“We’ve found that when you apply a generative AI capability to a repetitive manual task, you’ll see significant savings, for example, in an editorial process, when we’re trying to insert a character into a scene. [Inserting a] digital character into a scene would normally take five or six hours of editorial - we can now do that in about 10 minutes. That’s the scale of those productivity enhancements we’re seeing.”
GenAI: The Question of IP Risk
However, as with any informed conversation around AI, the panel was keen to make clear that there are risks that need to be mitigated both today and tomorrow around the use of Gen AI.
“It’s a real challenge. You know, we’re in the content creation business. Most everybody here has some in some way, directly and indirectly connected with that. Our product is our intellectual property, and intellectual property needs to be safeguarded. There are tons of opportunities for it to be pirated.”
A central challenge for users of the many public AI models is that data inputs will be stored and re-integrated into the training dataset to improve future results. This may prove problematic if sensitive IP is involved.
Beach was especially aware of the issue: “Introducing our intellectual property into public models is somewhat problematic, because then that is part of the training set of those public models. While it may be one of a trillion data points in some cases, and other cases, it may represent a significant mass of what eventually is generated in the final and synthesised into the final output. That’s a problem for IP, and intellectual property owners.
“We’re trying to take a proactive view of making sure we understand that [scenario] fully, slowing our employees down from just going out and acquiring public tools on their own, then uploading our content into it. This involves establishing guidelines and policies within the company, and what we’re looking at is how do we establish private models or some hybrid form of private models so that at least our inputs that go into the models to train them are kept private, and then maybe they’re supplemented with the public data after that, to create the final output.
“It’s the guidelines, the policies, control over your data models, and sort of privatising that to the extent you can, but I think we’re all eager to learn what are the limitations of a privately trained model. Our common understanding is you need something like 100 million points to train a model effectively. Well, how many [private] libraries have 100 million data points? So that’s something we’re all going to find out over the next few months…”
GenAI: Ethical Debate Just Beginning
It is certain that Beach is right, the ethical debate around GenAI and IP is only just beginning, as a current US court case demonstrates. Google has been hit with a class action lawsuit that claims the company’s scraping of data to train generative artificial-intelligence systems violates millions of people’s privacy and property rights. Google told the court that the lawsuit could potentially “take a sledgehammer not just to Google’s services but to the very idea of generative AI.”

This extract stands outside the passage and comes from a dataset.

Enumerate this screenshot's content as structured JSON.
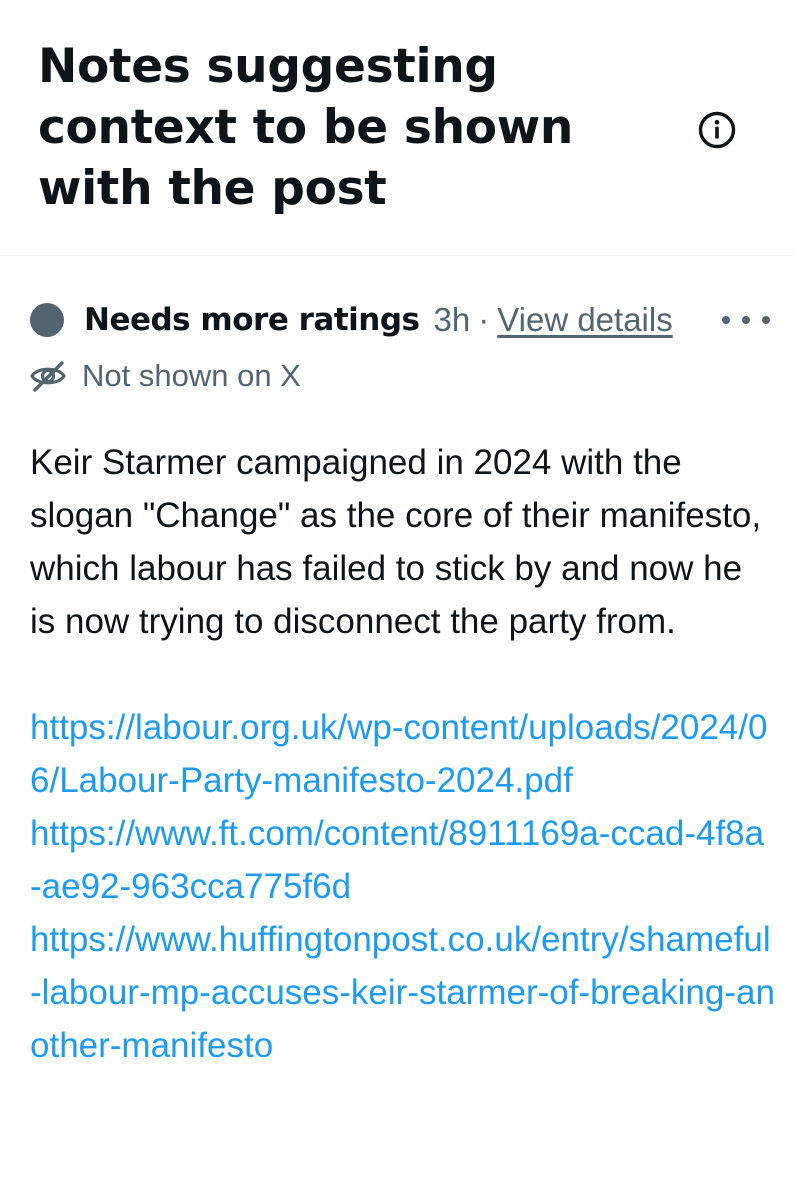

“Using publicly available information to learn is not stealing,” Google told the court. “Nor is it an invasion of privacy, conversion, negligence, unfair competition, or copyright infringement.”
The case - and the wider debate - continues…